Here you can add or remove blocklists, view the contents of each blocklist, and add new words to existing lists. Once you’ve created the blocklists you plan to use you’ll need to configure a channel type to use that blocklist. To do this go to the settings from a channel type (the top of your chat overview screen will list all of your channel types) Once in the channel type settings, scroll down and find the Blocklist section of the settings screen

You’ll need to enable the feature, select a blocklist, and decide whether to flag or block messages. If you are using the default provided blocklist (profanity_en_2020_v1) we recommend you flag only as this block list is very aggressive. (You can review the contents of the default list, but cannot change the contents of the list)

Advanced Chat Moderation Features


AI Moderation


AI moderation is powered by a machine learning model that can provide a confidence interval (a 0-1 score) for any message, in each of three categories: Spam, Explicit, and Toxic. In addition to enabling AI moderation, thresholds must be set for each category, telling the system when to flag and when to block messages based on the scores provided by the AI moderation model. You can enable and configure settings for AI moderation from the channel type settings screen (found on the chat overview screen). 

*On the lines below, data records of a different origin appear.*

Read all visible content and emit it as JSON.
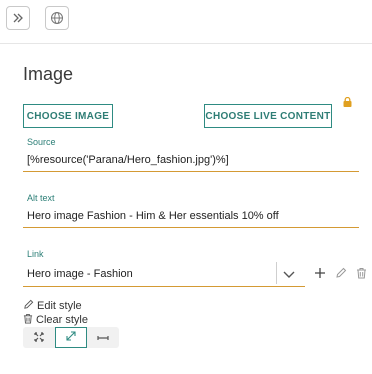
{
  "toolbar": {
    "expand_icon": "chevron-double-right-icon",
    "globe_icon": "globe-icon"
  },
  "panel": {
    "title": "Image",
    "lock_icon": "lock-icon",
    "choose_image_label": "CHOOSE IMAGE",
    "choose_live_content_label": "CHOOSE LIVE CONTENT"
  },
  "fields": {
    "source": {
      "label": "Source",
      "value": "[%resource('Parana/Hero_fashion.jpg')%]"
    },
    "alt_text": {
      "label": "Alt text",
      "value": "Hero image Fashion - Him & Her essentials 10% off"
    },
    "link": {
      "label": "Link",
      "value": "Hero image - Fashion"
    }
  },
  "style": {
    "edit_label": "Edit style",
    "clear_label": "Clear style",
    "size_options": [
      "fit-icon",
      "stretch-icon",
      "horizontal-icon"
    ],
    "active_option": "stretch-icon"
  },
  "colors": {
    "accent": "#2e8b82",
    "underline": "#d49a34",
    "lock": "#e0a020"
  }
}
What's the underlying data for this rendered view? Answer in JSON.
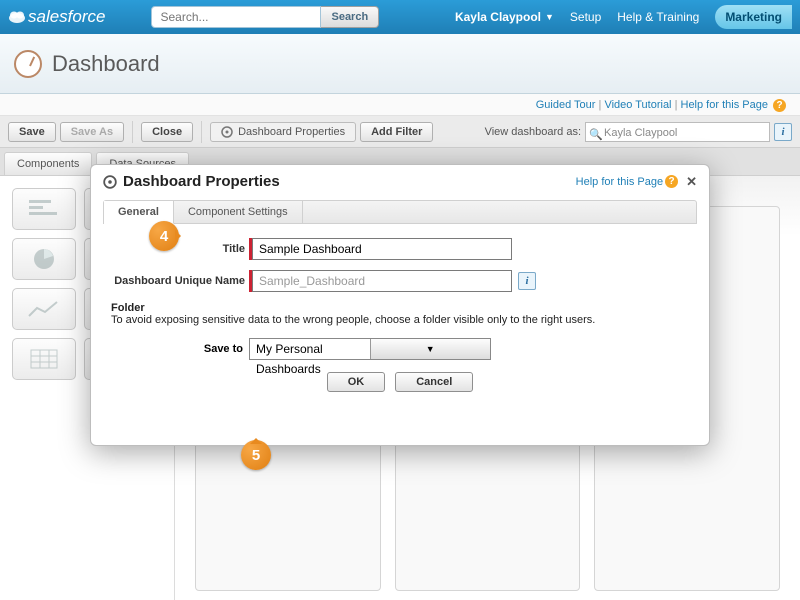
{
  "header": {
    "product": "salesforce",
    "search_placeholder": "Search...",
    "search_button": "Search",
    "user": "Kayla Claypool",
    "links": {
      "setup": "Setup",
      "help": "Help & Training"
    },
    "app": "Marketing"
  },
  "page": {
    "title": "Dashboard",
    "links": {
      "tour": "Guided Tour",
      "video": "Video Tutorial",
      "help": "Help for this Page"
    }
  },
  "toolbar": {
    "save": "Save",
    "save_as": "Save As",
    "close": "Close",
    "props": "Dashboard Properties",
    "add_filter": "Add Filter",
    "view_as_label": "View dashboard as:",
    "view_as_value": "Kayla Claypool"
  },
  "left_tabs": {
    "components": "Components",
    "data": "Data Sources"
  },
  "dialog": {
    "title": "Dashboard Properties",
    "help": "Help for this Page",
    "tabs": {
      "general": "General",
      "component": "Component Settings"
    },
    "fields": {
      "title_label": "Title",
      "title_value": "Sample Dashboard",
      "unique_label": "Dashboard Unique Name",
      "unique_value": "Sample_Dashboard"
    },
    "folder": {
      "heading": "Folder",
      "text": "To avoid exposing sensitive data to the wrong people, choose a folder visible only to the right users.",
      "save_to_label": "Save to",
      "save_to_value": "My Personal Dashboards"
    },
    "buttons": {
      "ok": "OK",
      "cancel": "Cancel"
    }
  },
  "callouts": {
    "c4": "4",
    "c5": "5"
  }
}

You’ll see an example configuration above. These settings might make sense for a community for adults, where explicit language does not need to be moderated, but toxic speech and spam messages do. In this example the flag threshold for toxic speech (.65) is lower than spam threshold (.75) so the moderator wants to be more aggressive in flagging potential toxic speech for review than spam. Both spam and toxic thresholds are set to the same score (.95) meaning they want to block messages for either category at the same point, when the model is 95% confident that the message is spam/toxic Explicit content is set to never flag, and never block messages in this example.   

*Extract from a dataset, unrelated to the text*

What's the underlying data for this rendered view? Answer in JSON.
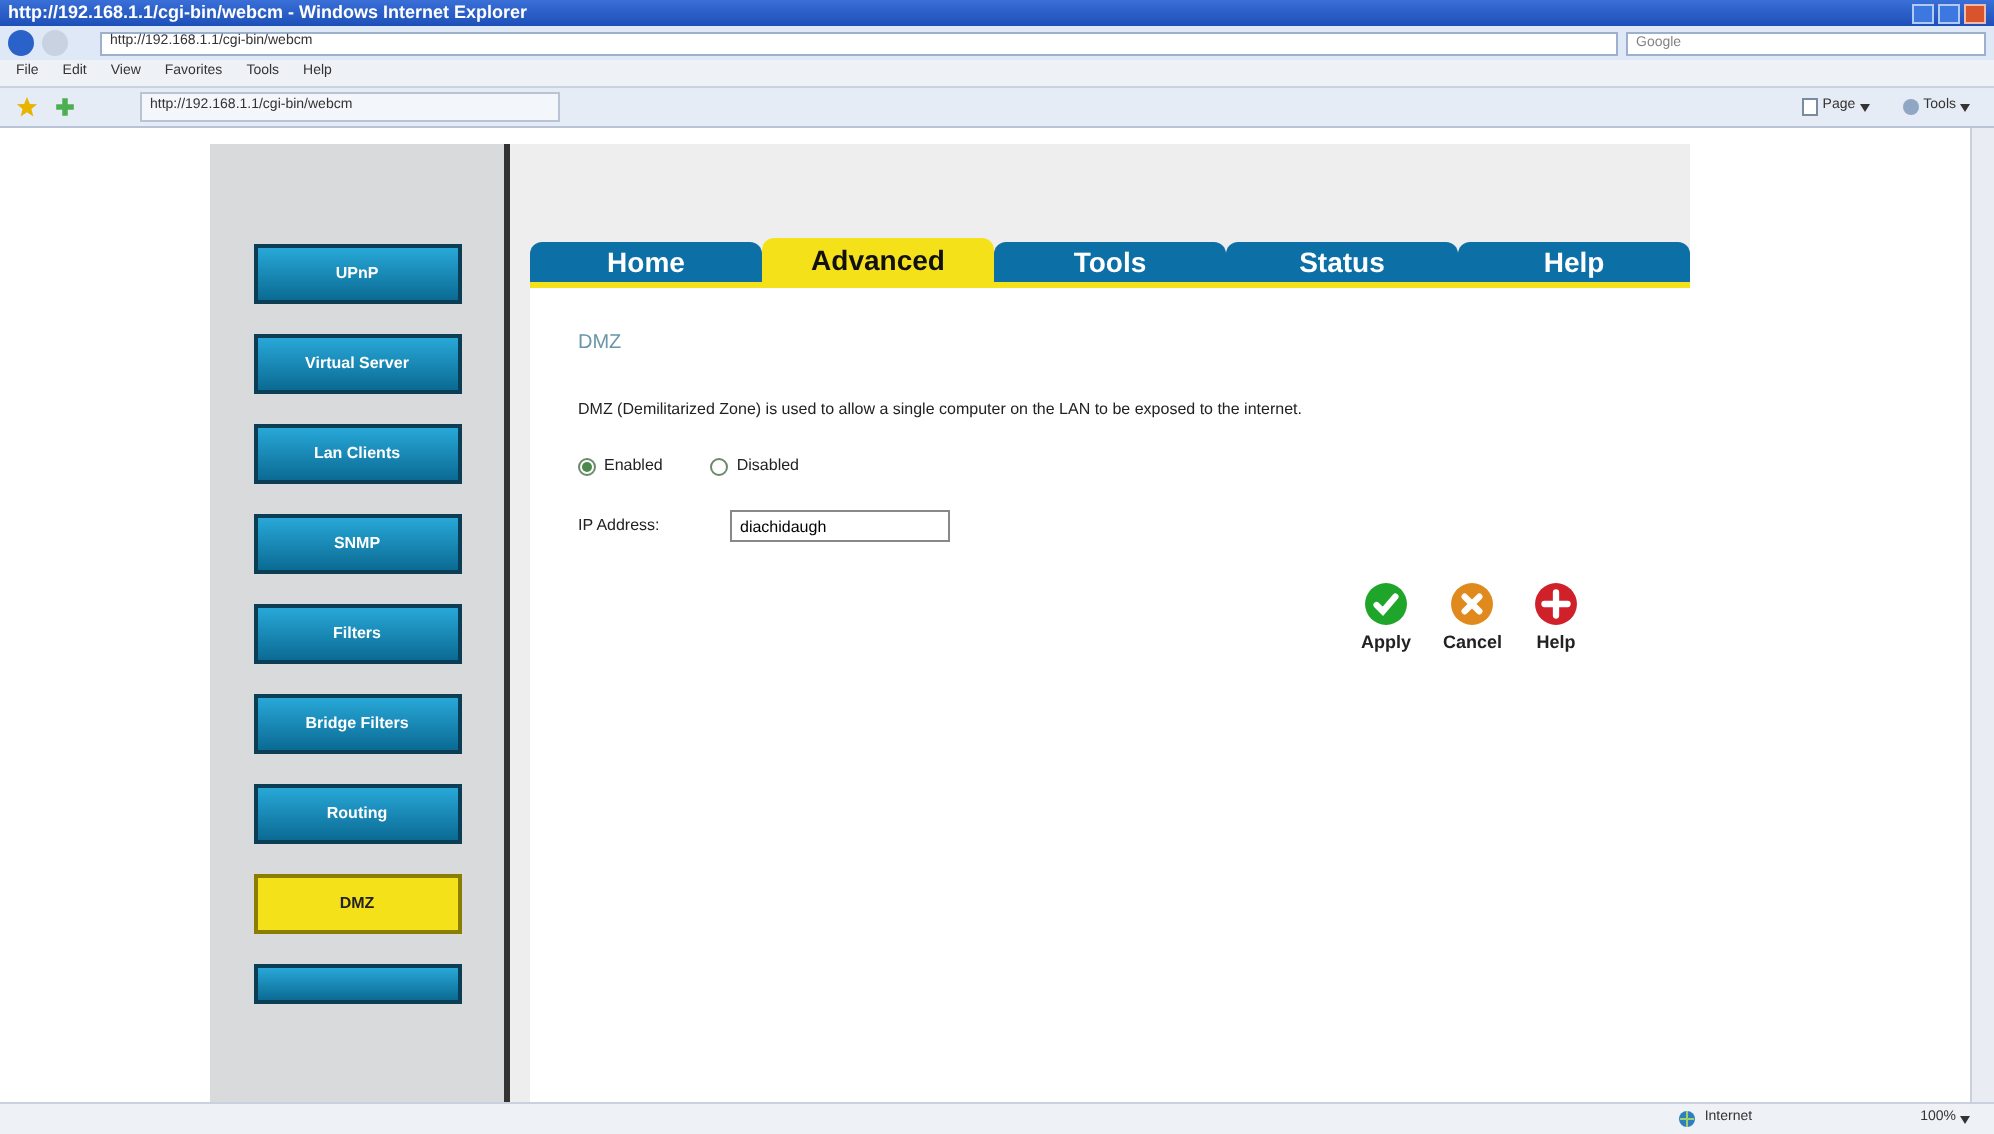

Testing and Calibration


To begin to understand how the AI model scores messages, there is a “Test Messages” button in the top right corner of the AI moderation settings panel (on the Channel Type settings screen). Clicking this button will open a modal window, where you can enter as many test messages as you would like, and see what scores the AI model gives the message against each of the categories. The responses are also color coded to show how those messages would be handled with your currently configured thresholds. 

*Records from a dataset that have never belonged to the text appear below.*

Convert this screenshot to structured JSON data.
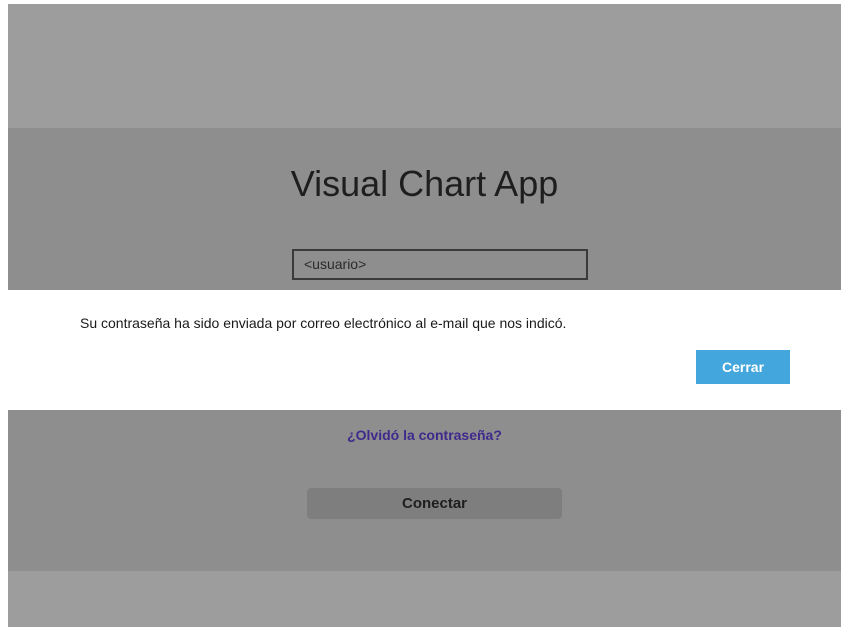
{
  "app": {
    "title": "Visual Chart App"
  },
  "login": {
    "username_placeholder": "<usuario>",
    "forgot_password_label": "¿Olvidó la contraseña?",
    "connect_label": "Conectar"
  },
  "dialog": {
    "message": "Su contraseña ha sido enviada por correo electrónico al e-mail que nos indicó.",
    "close_label": "Cerrar"
  },
  "colors": {
    "overlay_background": "#9d9d9d",
    "panel_background": "#8e8e8e",
    "dialog_background": "#ffffff",
    "accent_button": "#43a6dc",
    "link": "#3f2a8c"
  }
}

As in the example above, it’s not uncommon for messages to score highly in multiple categories. As in the lewd message example above, not only is there explicit language, but it is phrased as an attack on someone or something, and thus has a high toxic score as well. (Technically speaking, this system is a `Multi-label classifier` not a `Multi-class classifier`)

It also may be useful to note here, that this AI moderation system is based on a deep learning algorithm, meaning, there are not clear heuristics deciding how messages are scored, but rather a relational network of information mapping training data into a complex “brain” that generates confidence scores for new messages based on the messages it has been trained on. 

A complex amalgamation of a lot of data points. More specifically, for the curious reader, that looks like this: 

  1. We use a pre-trained open source multi-lingual DistilBERT model, trained on billions of Wikipedia pages in 104 languages.

  2. We then selected 16 public datasets containing millions of examples of hate speech, spam and toxic text.

  3. We added a classification layer to DistilBERT model for learning how to classify a message as spam, toxic and explicit.

Additional Moderation Rules


Moderators and Admins are automatically exempted from all AI moderation and Blocklist flagging/blocking. 

Messages sent from server-side SDKs are exempted from all AI moderation. 



AI moderation is a powerful tool that helps to flag offensive content and lets a small team of moderators be more productive than they would be on their own. However, offensive content is contextual and changes. While we have tried to create as inclusive and comprehensive a base list as possible, we're not the ultimate authority on objectionable content.

Please don’t hesitate to email us with any concerns around what is and isn’t being caught by our AI moderation system.